Wherever a line in the records below contains "Mutter", copy that line.

(Dataset rows describing interfaces)
□ □ □ □

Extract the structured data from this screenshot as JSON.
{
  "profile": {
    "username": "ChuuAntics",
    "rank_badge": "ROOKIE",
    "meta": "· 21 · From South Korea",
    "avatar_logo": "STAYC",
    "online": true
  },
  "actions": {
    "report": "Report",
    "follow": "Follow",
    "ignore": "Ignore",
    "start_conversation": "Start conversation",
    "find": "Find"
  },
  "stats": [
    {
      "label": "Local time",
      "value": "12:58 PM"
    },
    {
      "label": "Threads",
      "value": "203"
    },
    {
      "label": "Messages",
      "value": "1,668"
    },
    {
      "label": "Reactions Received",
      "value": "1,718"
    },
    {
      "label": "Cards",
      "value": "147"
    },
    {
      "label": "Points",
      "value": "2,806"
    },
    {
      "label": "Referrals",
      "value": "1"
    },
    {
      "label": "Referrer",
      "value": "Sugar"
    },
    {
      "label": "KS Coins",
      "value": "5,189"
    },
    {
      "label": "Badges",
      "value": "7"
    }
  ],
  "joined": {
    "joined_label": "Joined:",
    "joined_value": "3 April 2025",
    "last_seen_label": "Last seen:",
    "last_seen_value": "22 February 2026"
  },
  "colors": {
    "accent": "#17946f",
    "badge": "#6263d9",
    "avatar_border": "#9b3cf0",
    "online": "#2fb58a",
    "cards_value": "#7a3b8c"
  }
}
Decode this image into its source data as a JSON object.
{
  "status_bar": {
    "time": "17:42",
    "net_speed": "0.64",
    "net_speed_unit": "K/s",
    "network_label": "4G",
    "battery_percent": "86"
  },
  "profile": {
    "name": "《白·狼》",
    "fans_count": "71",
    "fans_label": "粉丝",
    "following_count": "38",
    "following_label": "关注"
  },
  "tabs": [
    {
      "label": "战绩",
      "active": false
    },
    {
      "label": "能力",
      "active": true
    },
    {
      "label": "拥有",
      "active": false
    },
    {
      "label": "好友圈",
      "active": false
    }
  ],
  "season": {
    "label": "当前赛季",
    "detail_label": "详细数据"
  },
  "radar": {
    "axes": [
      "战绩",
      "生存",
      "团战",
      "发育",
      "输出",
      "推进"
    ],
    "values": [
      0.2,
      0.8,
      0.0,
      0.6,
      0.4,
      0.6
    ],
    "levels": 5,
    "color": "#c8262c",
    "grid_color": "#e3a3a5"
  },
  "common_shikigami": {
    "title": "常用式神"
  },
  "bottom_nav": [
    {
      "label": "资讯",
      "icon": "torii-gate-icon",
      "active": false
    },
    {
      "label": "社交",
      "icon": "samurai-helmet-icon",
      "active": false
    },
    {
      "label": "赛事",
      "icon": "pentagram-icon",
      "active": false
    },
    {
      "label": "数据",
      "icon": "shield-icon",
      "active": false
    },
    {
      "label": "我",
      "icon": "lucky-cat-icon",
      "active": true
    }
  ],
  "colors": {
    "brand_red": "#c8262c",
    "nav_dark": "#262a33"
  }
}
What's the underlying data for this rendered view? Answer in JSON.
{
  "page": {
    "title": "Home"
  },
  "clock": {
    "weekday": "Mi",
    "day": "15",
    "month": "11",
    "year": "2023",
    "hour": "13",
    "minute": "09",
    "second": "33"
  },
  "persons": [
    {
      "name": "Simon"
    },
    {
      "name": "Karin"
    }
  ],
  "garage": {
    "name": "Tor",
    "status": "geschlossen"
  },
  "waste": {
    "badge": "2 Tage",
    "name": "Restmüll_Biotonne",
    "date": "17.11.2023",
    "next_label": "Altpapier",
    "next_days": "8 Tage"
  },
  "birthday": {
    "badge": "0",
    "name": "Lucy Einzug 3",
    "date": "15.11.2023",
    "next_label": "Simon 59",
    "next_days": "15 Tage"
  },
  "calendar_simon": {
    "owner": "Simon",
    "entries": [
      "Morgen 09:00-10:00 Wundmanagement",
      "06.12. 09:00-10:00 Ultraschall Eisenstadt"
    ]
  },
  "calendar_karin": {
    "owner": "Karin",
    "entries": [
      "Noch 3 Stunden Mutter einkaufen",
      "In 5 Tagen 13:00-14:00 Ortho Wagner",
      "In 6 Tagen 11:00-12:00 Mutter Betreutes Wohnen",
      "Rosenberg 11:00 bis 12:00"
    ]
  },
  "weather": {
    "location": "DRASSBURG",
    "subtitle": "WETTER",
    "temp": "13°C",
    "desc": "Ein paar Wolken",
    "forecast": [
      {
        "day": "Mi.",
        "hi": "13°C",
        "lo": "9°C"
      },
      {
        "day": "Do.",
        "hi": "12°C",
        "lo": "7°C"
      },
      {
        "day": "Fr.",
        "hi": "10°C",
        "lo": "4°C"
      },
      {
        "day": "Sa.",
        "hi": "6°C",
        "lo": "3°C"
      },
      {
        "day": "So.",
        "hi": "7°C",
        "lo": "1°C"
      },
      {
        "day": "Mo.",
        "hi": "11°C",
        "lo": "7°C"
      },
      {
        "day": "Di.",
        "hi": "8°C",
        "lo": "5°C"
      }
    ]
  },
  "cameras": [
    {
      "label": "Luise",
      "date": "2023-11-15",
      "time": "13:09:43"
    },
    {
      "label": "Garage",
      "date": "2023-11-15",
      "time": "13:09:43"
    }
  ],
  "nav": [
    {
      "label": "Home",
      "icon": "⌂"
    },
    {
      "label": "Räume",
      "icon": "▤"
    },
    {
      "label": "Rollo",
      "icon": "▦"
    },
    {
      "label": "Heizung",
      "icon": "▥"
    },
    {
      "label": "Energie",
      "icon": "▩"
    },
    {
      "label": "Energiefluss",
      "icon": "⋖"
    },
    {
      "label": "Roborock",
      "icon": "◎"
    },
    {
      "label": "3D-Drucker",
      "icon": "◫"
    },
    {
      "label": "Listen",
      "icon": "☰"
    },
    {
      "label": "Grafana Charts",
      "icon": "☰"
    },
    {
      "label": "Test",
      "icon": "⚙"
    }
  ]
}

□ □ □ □

Exercise answer →
      "Noch 3 Stunden Mutter einkaufen",
      "In 6 Tagen 11:00-12:00 Mutter Betreutes Wohnen",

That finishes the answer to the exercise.